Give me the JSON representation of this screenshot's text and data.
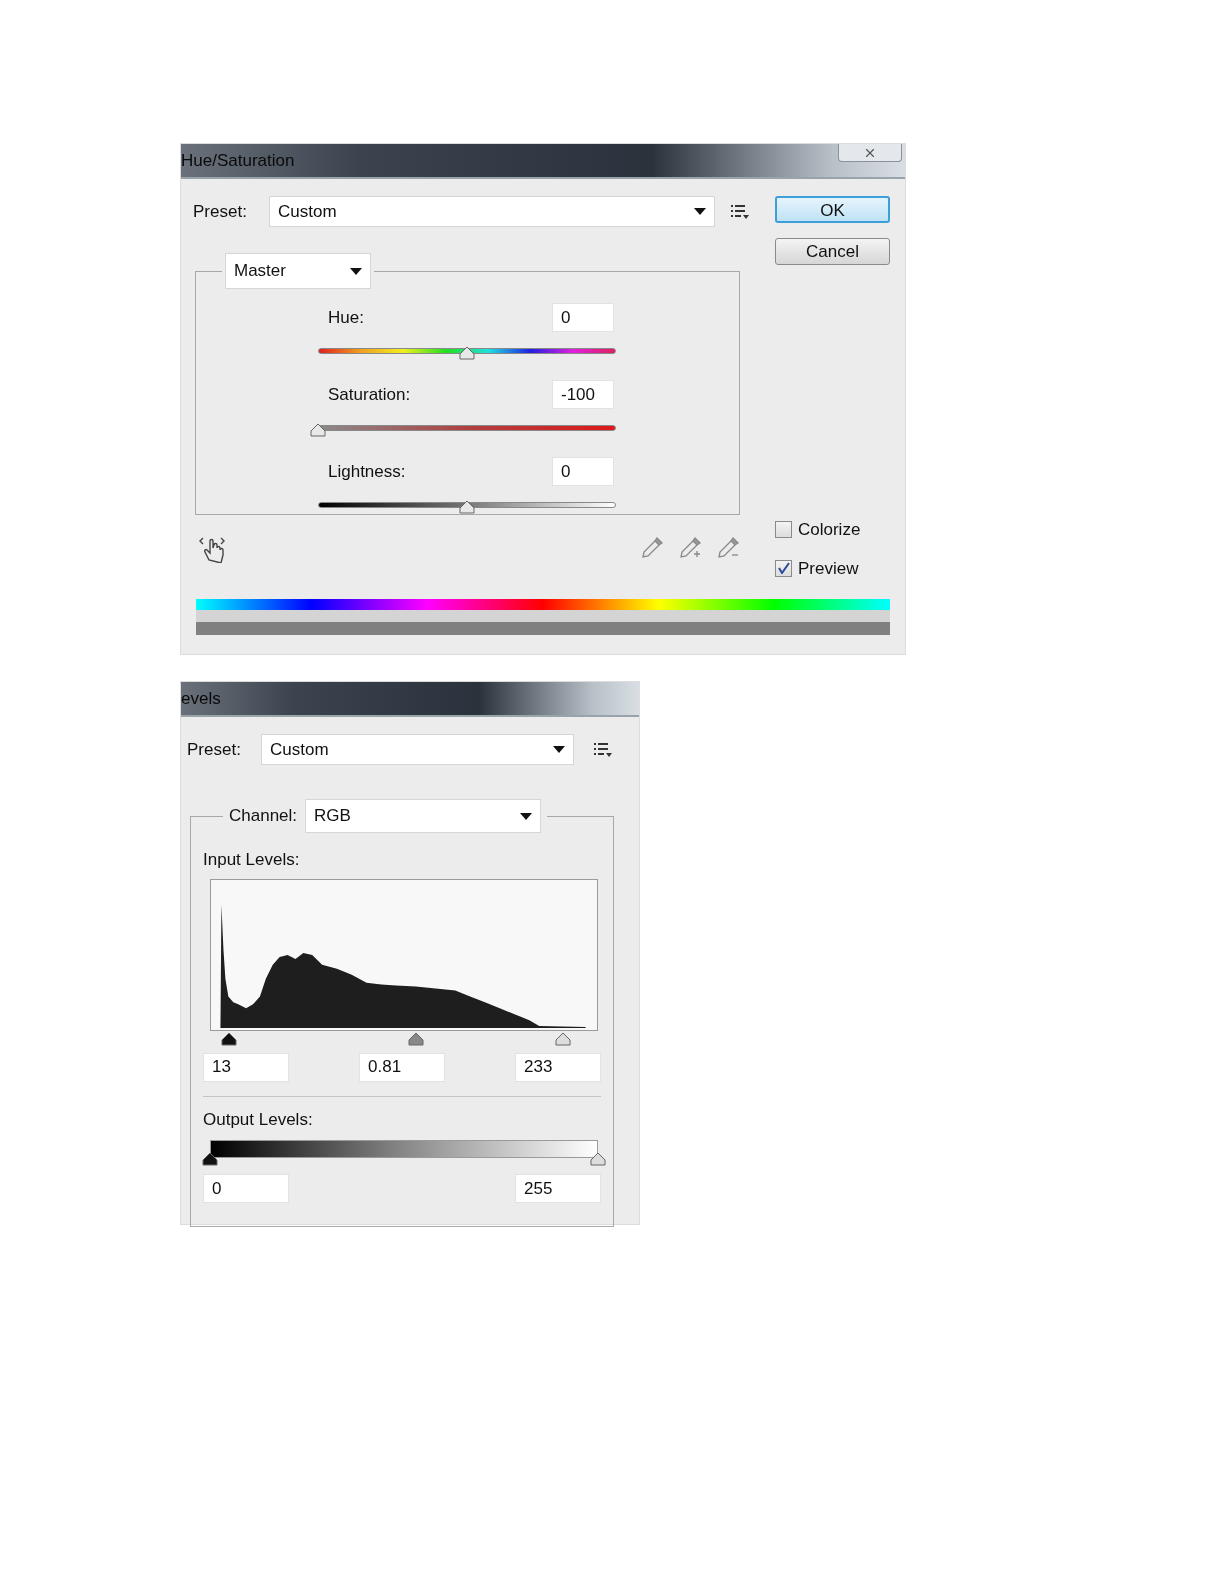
{
  "hue_saturation": {
    "title": "Hue/Saturation",
    "preset": {
      "label": "Preset:",
      "value": "Custom"
    },
    "buttons": [
      {
        "label": "OK",
        "default": true
      },
      {
        "label": "Cancel",
        "default": false
      }
    ],
    "edit": {
      "value": "Master"
    },
    "sliders": [
      {
        "label": "Hue:",
        "value": "0",
        "level": 0.5,
        "kind": "hue"
      },
      {
        "label": "Saturation:",
        "value": "-100",
        "level": 0,
        "kind": "saturation"
      },
      {
        "label": "Lightness:",
        "value": "0",
        "level": 0.5,
        "kind": "lightness"
      }
    ],
    "options": [
      {
        "label": "Colorize",
        "checked": false
      },
      {
        "label": "Preview",
        "checked": true
      }
    ]
  },
  "levels": {
    "title": "evels",
    "preset": {
      "label": "Preset:",
      "value": "Custom"
    },
    "channel": {
      "label": "Channel:",
      "value": "RGB"
    },
    "input": {
      "label": "Input Levels:",
      "sliders": [
        {
          "kind": "shadow",
          "level": 0.05
        },
        {
          "kind": "midtone",
          "level": 0.53
        },
        {
          "kind": "highlight",
          "level": 0.91
        }
      ],
      "values": [
        "13",
        "0.81",
        "233"
      ]
    },
    "output": {
      "label": "Output Levels:",
      "sliders": [
        {
          "kind": "shadow",
          "level": 0
        },
        {
          "kind": "highlight",
          "level": 1
        }
      ],
      "values": [
        "0",
        "255"
      ]
    }
  }
}
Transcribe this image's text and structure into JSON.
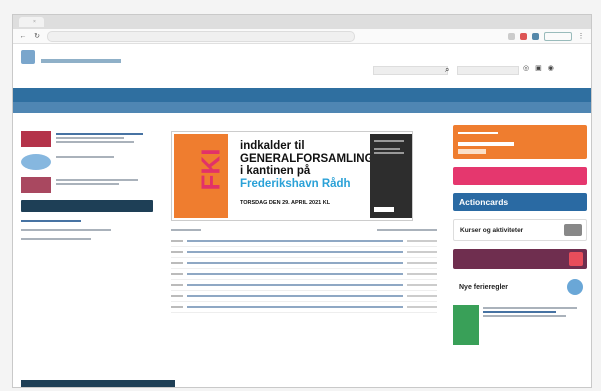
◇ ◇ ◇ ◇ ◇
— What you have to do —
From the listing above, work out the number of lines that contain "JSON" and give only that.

— Exercise solution —
2